Page and application data records:
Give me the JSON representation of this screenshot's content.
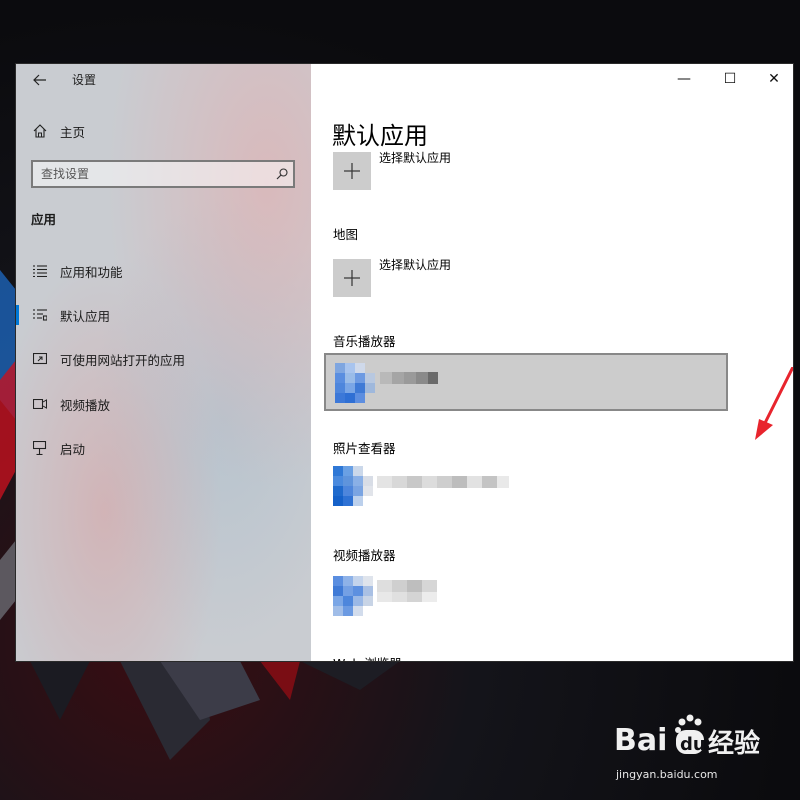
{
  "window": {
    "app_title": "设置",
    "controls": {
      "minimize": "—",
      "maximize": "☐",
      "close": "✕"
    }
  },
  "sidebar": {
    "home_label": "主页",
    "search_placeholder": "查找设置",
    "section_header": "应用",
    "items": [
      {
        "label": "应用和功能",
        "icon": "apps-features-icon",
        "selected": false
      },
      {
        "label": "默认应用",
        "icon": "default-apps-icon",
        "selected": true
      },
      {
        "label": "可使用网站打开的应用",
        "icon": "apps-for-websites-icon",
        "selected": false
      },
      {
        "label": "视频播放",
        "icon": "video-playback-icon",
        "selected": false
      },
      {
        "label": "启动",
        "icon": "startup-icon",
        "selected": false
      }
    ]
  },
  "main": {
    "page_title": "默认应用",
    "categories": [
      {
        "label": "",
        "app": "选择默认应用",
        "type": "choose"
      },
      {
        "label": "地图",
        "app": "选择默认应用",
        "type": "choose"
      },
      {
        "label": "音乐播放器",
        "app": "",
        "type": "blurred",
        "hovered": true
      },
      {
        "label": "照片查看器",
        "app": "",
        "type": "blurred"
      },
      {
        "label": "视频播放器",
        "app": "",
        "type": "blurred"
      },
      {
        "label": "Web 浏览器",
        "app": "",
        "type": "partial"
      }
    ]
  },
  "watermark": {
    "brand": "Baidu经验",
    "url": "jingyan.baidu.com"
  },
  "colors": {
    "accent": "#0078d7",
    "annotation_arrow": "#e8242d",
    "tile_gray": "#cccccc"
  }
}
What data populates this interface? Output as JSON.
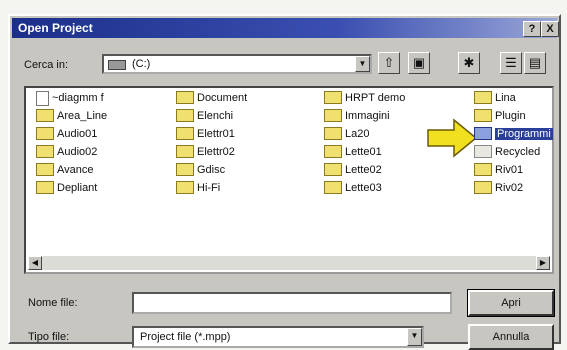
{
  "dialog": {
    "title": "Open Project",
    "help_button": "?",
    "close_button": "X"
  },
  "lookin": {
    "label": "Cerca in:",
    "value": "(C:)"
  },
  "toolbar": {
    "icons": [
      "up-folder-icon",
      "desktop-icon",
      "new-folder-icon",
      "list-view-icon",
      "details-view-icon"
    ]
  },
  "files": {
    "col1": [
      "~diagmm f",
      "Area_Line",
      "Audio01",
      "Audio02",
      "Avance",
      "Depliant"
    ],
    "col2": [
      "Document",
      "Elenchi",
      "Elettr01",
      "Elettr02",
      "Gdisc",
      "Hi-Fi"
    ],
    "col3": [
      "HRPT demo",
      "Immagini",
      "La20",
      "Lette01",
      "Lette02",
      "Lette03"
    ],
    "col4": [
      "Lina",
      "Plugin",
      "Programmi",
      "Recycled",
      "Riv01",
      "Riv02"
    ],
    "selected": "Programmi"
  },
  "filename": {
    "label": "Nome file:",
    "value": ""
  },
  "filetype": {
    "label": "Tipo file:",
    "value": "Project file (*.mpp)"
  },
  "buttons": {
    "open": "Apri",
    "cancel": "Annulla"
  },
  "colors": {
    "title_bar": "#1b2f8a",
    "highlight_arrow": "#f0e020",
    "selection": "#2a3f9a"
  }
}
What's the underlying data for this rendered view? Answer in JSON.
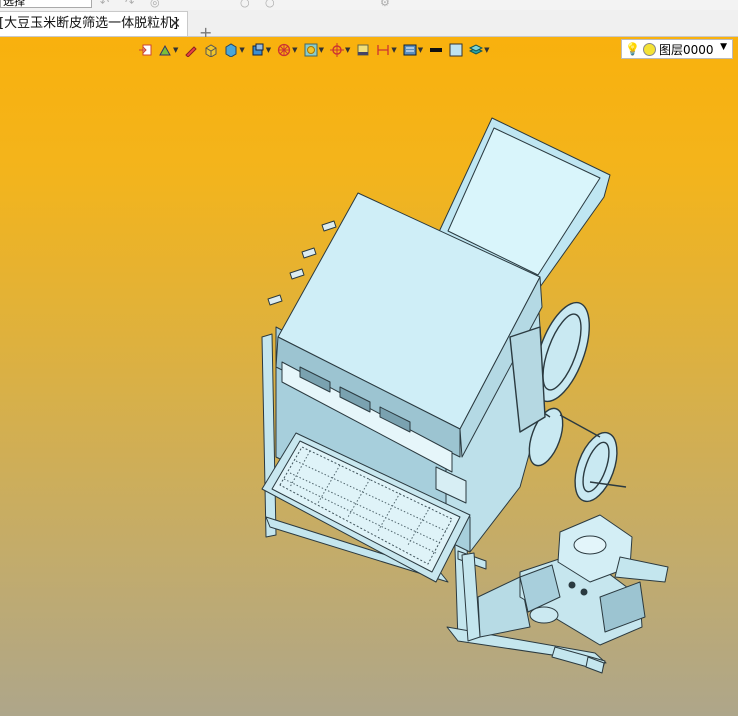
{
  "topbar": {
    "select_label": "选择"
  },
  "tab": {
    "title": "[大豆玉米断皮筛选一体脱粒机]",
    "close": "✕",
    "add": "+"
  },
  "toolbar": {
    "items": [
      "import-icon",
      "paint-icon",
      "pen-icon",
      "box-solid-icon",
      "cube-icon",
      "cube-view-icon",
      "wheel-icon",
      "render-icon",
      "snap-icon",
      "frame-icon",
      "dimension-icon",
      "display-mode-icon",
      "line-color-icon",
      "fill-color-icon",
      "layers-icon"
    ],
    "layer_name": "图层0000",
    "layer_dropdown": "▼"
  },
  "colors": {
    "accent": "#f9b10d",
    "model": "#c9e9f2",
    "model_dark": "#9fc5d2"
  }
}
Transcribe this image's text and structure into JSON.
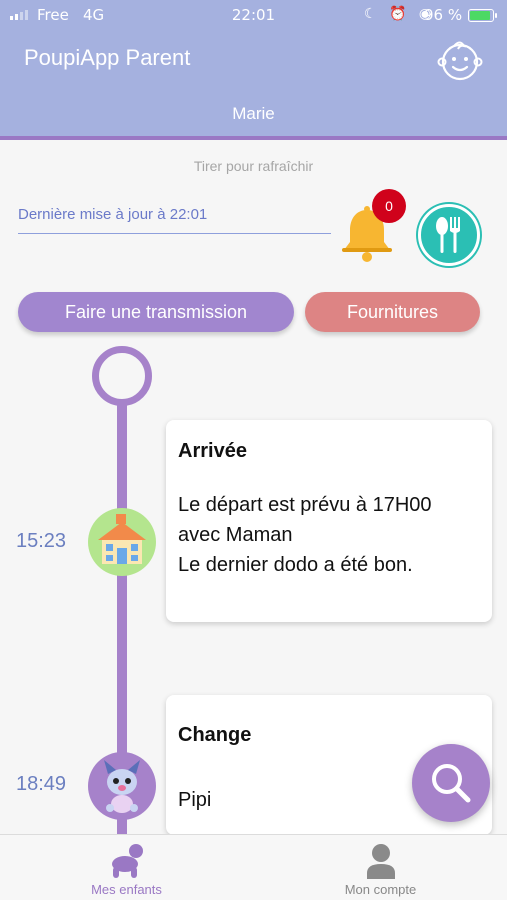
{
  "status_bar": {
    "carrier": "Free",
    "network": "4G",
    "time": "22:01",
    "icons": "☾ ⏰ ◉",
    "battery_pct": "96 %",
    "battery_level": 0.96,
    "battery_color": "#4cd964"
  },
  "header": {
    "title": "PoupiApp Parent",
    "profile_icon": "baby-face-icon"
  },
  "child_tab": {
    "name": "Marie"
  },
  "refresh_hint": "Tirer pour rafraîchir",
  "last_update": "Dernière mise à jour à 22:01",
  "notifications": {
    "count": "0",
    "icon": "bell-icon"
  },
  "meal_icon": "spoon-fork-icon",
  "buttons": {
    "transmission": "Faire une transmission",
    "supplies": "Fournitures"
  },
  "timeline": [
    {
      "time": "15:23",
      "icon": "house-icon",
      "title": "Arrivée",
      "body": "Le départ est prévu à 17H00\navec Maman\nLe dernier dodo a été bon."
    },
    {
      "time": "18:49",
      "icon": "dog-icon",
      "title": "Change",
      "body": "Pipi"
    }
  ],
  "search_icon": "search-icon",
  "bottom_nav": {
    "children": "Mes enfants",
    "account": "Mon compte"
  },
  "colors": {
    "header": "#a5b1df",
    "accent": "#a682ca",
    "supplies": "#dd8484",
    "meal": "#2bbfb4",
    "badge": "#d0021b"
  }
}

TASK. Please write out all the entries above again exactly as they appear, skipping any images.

EXERCISE ANSWER.
Give me the JSON representation of this screenshot's content.
{
  "window": {
    "app_title": "设置",
    "controls": {
      "minimize": "—",
      "maximize": "☐",
      "close": "✕"
    }
  },
  "sidebar": {
    "home_label": "主页",
    "search_placeholder": "查找设置",
    "section_header": "应用",
    "items": [
      {
        "label": "应用和功能",
        "icon": "apps-features-icon",
        "selected": false
      },
      {
        "label": "默认应用",
        "icon": "default-apps-icon",
        "selected": true
      },
      {
        "label": "可使用网站打开的应用",
        "icon": "apps-for-websites-icon",
        "selected": false
      },
      {
        "label": "视频播放",
        "icon": "video-playback-icon",
        "selected": false
      },
      {
        "label": "启动",
        "icon": "startup-icon",
        "selected": false
      }
    ]
  },
  "main": {
    "page_title": "默认应用",
    "categories": [
      {
        "label": "",
        "app": "选择默认应用",
        "type": "choose"
      },
      {
        "label": "地图",
        "app": "选择默认应用",
        "type": "choose"
      },
      {
        "label": "音乐播放器",
        "app": "",
        "type": "blurred",
        "hovered": true
      },
      {
        "label": "照片查看器",
        "app": "",
        "type": "blurred"
      },
      {
        "label": "视频播放器",
        "app": "",
        "type": "blurred"
      },
      {
        "label": "Web 浏览器",
        "app": "",
        "type": "partial"
      }
    ]
  },
  "watermark": {
    "brand": "Baidu经验",
    "url": "jingyan.baidu.com"
  },
  "colors": {
    "accent": "#0078d7",
    "annotation_arrow": "#e8242d",
    "tile_gray": "#cccccc"
  }
}
What data populates this interface? Output as JSON.
{
  "dialog": {
    "title": "Open Project",
    "help_button": "?",
    "close_button": "X"
  },
  "lookin": {
    "label": "Cerca in:",
    "value": "(C:)"
  },
  "toolbar": {
    "icons": [
      "up-folder-icon",
      "desktop-icon",
      "new-folder-icon",
      "list-view-icon",
      "details-view-icon"
    ]
  },
  "files": {
    "col1": [
      "~diagmm f",
      "Area_Line",
      "Audio01",
      "Audio02",
      "Avance",
      "Depliant"
    ],
    "col2": [
      "Document",
      "Elenchi",
      "Elettr01",
      "Elettr02",
      "Gdisc",
      "Hi-Fi"
    ],
    "col3": [
      "HRPT demo",
      "Immagini",
      "La20",
      "Lette01",
      "Lette02",
      "Lette03"
    ],
    "col4": [
      "Lina",
      "Plugin",
      "Programmi",
      "Recycled",
      "Riv01",
      "Riv02"
    ],
    "selected": "Programmi"
  },
  "filename": {
    "label": "Nome file:",
    "value": ""
  },
  "filetype": {
    "label": "Tipo file:",
    "value": "Project file (*.mpp)"
  },
  "buttons": {
    "open": "Apri",
    "cancel": "Annulla"
  },
  "colors": {
    "title_bar": "#1b2f8a",
    "highlight_arrow": "#f0e020",
    "selection": "#2a3f9a"
  }
}
What's the underlying data for this rendered view? Answer in JSON.
{
  "topbar": {
    "select_label": "选择"
  },
  "tab": {
    "title": "[大豆玉米断皮筛选一体脱粒机]",
    "close": "✕",
    "add": "+"
  },
  "toolbar": {
    "items": [
      "import-icon",
      "paint-icon",
      "pen-icon",
      "box-solid-icon",
      "cube-icon",
      "cube-view-icon",
      "wheel-icon",
      "render-icon",
      "snap-icon",
      "frame-icon",
      "dimension-icon",
      "display-mode-icon",
      "line-color-icon",
      "fill-color-icon",
      "layers-icon"
    ],
    "layer_name": "图层0000",
    "layer_dropdown": "▼"
  },
  "colors": {
    "accent": "#f9b10d",
    "model": "#c9e9f2",
    "model_dark": "#9fc5d2"
  }
}
Transcribe this image's text and structure into JSON.
{
  "status_bar": {
    "carrier": "Free",
    "network": "4G",
    "time": "22:01",
    "icons": "☾ ⏰ ◉",
    "battery_pct": "96 %",
    "battery_level": 0.96,
    "battery_color": "#4cd964"
  },
  "header": {
    "title": "PoupiApp Parent",
    "profile_icon": "baby-face-icon"
  },
  "child_tab": {
    "name": "Marie"
  },
  "refresh_hint": "Tirer pour rafraîchir",
  "last_update": "Dernière mise à jour à 22:01",
  "notifications": {
    "count": "0",
    "icon": "bell-icon"
  },
  "meal_icon": "spoon-fork-icon",
  "buttons": {
    "transmission": "Faire une transmission",
    "supplies": "Fournitures"
  },
  "timeline": [
    {
      "time": "15:23",
      "icon": "house-icon",
      "title": "Arrivée",
      "body": "Le départ est prévu à 17H00\navec Maman\nLe dernier dodo a été bon."
    },
    {
      "time": "18:49",
      "icon": "dog-icon",
      "title": "Change",
      "body": "Pipi"
    }
  ],
  "search_icon": "search-icon",
  "bottom_nav": {
    "children": "Mes enfants",
    "account": "Mon compte"
  },
  "colors": {
    "header": "#a5b1df",
    "accent": "#a682ca",
    "supplies": "#dd8484",
    "meal": "#2bbfb4",
    "badge": "#d0021b"
  }
}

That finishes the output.